Retype the records exactly, with nothing added or dropped.

Segment Start: Records shown

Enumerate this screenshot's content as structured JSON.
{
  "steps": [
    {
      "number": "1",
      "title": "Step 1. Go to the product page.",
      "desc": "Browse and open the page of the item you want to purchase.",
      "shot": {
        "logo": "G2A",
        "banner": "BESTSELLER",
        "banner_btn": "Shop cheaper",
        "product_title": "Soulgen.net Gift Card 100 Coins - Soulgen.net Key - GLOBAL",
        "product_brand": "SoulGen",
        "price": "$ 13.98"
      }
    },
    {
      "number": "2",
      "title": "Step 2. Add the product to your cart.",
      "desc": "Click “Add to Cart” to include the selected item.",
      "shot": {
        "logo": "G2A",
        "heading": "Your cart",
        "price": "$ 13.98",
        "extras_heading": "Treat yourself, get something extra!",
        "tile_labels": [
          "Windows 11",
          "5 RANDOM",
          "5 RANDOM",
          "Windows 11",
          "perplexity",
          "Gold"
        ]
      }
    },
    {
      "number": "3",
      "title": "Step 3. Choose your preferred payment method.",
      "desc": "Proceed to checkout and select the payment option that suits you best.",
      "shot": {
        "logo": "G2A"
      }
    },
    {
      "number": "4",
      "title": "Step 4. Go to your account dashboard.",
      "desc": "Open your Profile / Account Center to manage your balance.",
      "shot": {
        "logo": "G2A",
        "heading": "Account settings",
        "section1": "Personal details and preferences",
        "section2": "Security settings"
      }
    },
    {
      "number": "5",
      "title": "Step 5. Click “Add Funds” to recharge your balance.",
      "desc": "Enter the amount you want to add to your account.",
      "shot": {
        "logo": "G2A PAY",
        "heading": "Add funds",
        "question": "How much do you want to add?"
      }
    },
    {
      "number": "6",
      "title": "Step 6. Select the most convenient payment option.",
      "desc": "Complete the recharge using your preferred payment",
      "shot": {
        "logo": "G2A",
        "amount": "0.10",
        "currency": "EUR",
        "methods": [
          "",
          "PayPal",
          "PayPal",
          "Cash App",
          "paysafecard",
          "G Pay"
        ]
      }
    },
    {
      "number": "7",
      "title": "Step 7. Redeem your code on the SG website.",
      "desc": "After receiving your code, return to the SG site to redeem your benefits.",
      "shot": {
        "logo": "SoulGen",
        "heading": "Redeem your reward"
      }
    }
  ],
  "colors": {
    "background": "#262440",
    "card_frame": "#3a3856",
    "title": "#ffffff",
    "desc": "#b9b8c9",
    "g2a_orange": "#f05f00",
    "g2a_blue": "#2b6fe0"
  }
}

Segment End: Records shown

Result of the exercise:
Enumerate this screenshot's content as structured JSON.
{
  "steps": [
    {
      "number": "1",
      "title": "Step 1. Go to the product page.",
      "desc": "Browse and open the page of the item you want to purchase.",
      "shot": {
        "logo": "G2A",
        "banner": "BESTSELLER",
        "banner_btn": "Shop cheaper",
        "product_title": "Soulgen.net Gift Card 100 Coins - Soulgen.net Key - GLOBAL",
        "product_brand": "SoulGen",
        "price": "$ 13.98"
      }
    },
    {
      "number": "2",
      "title": "Step 2. Add the product to your cart.",
      "desc": "Click “Add to Cart” to include the selected item.",
      "shot": {
        "logo": "G2A",
        "heading": "Your cart",
        "price": "$ 13.98",
        "extras_heading": "Treat yourself, get something extra!",
        "tile_labels": [
          "Windows 11",
          "5 RANDOM",
          "5 RANDOM",
          "Windows 11",
          "perplexity",
          "Gold"
        ]
      }
    },
    {
      "number": "3",
      "title": "Step 3. Choose your preferred payment method.",
      "desc": "Proceed to checkout and select the payment option that suits you best.",
      "shot": {
        "logo": "G2A"
      }
    },
    {
      "number": "4",
      "title": "Step 4. Go to your account dashboard.",
      "desc": "Open your Profile / Account Center to manage your balance.",
      "shot": {
        "logo": "G2A",
        "heading": "Account settings",
        "section1": "Personal details and preferences",
        "section2": "Security settings"
      }
    },
    {
      "number": "5",
      "title": "Step 5. Click “Add Funds” to recharge your balance.",
      "desc": "Enter the amount you want to add to your account.",
      "shot": {
        "logo": "G2A PAY",
        "heading": "Add funds",
        "question": "How much do you want to add?"
      }
    },
    {
      "number": "6",
      "title": "Step 6. Select the most convenient payment option.",
      "desc": "Complete the recharge using your preferred payment",
      "shot": {
        "logo": "G2A",
        "amount": "0.10",
        "currency": "EUR",
        "methods": [
          "",
          "PayPal",
          "PayPal",
          "Cash App",
          "paysafecard",
          "G Pay"
        ]
      }
    },
    {
      "number": "7",
      "title": "Step 7. Redeem your code on the SG website.",
      "desc": "After receiving your code, return to the SG site to redeem your benefits.",
      "shot": {
        "logo": "SoulGen",
        "heading": "Redeem your reward"
      }
    }
  ],
  "colors": {
    "background": "#262440",
    "card_frame": "#3a3856",
    "title": "#ffffff",
    "desc": "#b9b8c9",
    "g2a_orange": "#f05f00",
    "g2a_blue": "#2b6fe0"
  }
}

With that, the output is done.